I have a kidney stone (8 mm. estimate). It is located in my distal ureter (that means close to the bladder). I've seen the CT scan, and the stone is -- literally -- almost at the bladder. Maybe an inch or so.
I have been put on a Flomax-type alpha blocker (which causes the walls of the ureter to expand slightly) in the hopes that the stone will be able to pass.
Here's my problems/questions:
I have very little pain. In fact, it's only a mild discomfort. The CAT scan reveals that my kidneys are fine. So the stone is not creating a complete blockage. Is surgical intervention necessary? I would much rather cope with indefinite mild discomfort than go in for a procedure that requires me being intubated and unconscious.
Why? The medical people I am speaking with have a tendency to speak down to me. I understand that the whole "speak to them like they're 12" is ingrained in medical school, but I am really coming away with a sense of being "product" for them to process, some sort of idiot who should understand that complications are uncommon and just shut up and do what we say. I am not comfortable in extending trust to people who keep talking over me and not answering my questions (I had to repeat one question four times before I got an answer). Question: How common are complications? By complication, I mean something like waking up with brain damage because the anesthesiologist was trying to decide what to order for lunch and became absent-minded, or getting a kidney punctured when they insert the stent.
Also, about that stent.
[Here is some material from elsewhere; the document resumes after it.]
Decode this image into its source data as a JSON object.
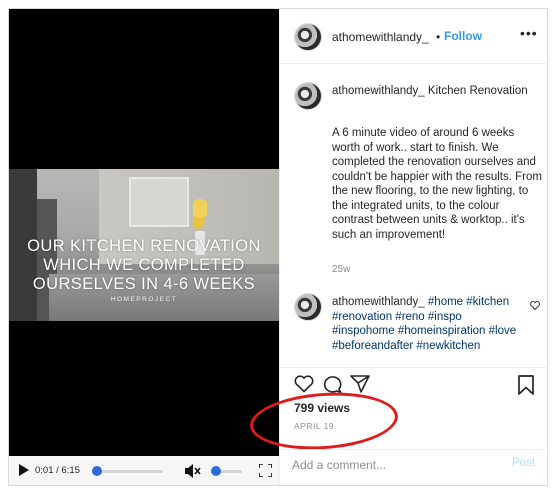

Why would they insert a stent INTO my kidney when the stone is only a few inches from my bladder? That was mentioned in the explanation. Why stick a tube all the way into a kidney that's doing fine on its own? I get the sense of "Hot dog! Can't wait to do EVERYTHING to this guy whether he needs it or not! What's he gonna do? Sue us? No one ever wins those suits, no matter how badly we screw 'em up." Question: Why does a stent need to go all the way into the kidney for a stone right near the bladder?
I also get a sense of, well, almost a greed for getting me into surgery. It's like they're trying for a quota. If a ureteroscopy is necessary, then okay, it's necessary. But I really get a sense of it being more a case of "No. You could leave this alone indefinitely, and the stone might pass on its own in three, four, maybe even five months. But if you did that, we couldn't do all the cool stuff we'd like to. You know, we don't get experience giving you Flomax and waiting for you to pass it on your own." Question: Has anyone had success with the wait and see approach for a stone distally located? Or am I just setting myself up for a trip to the ER some day in the future, screaming in agony the whole way?
So, has anyone had success passing a stone with Flomax? Does anyone know what the percentage of success is with Flomax (10%, 20%, 50%)? How about the degree to which Flomax increases the diameter of the ureter (5%, 50%, 2,000%?)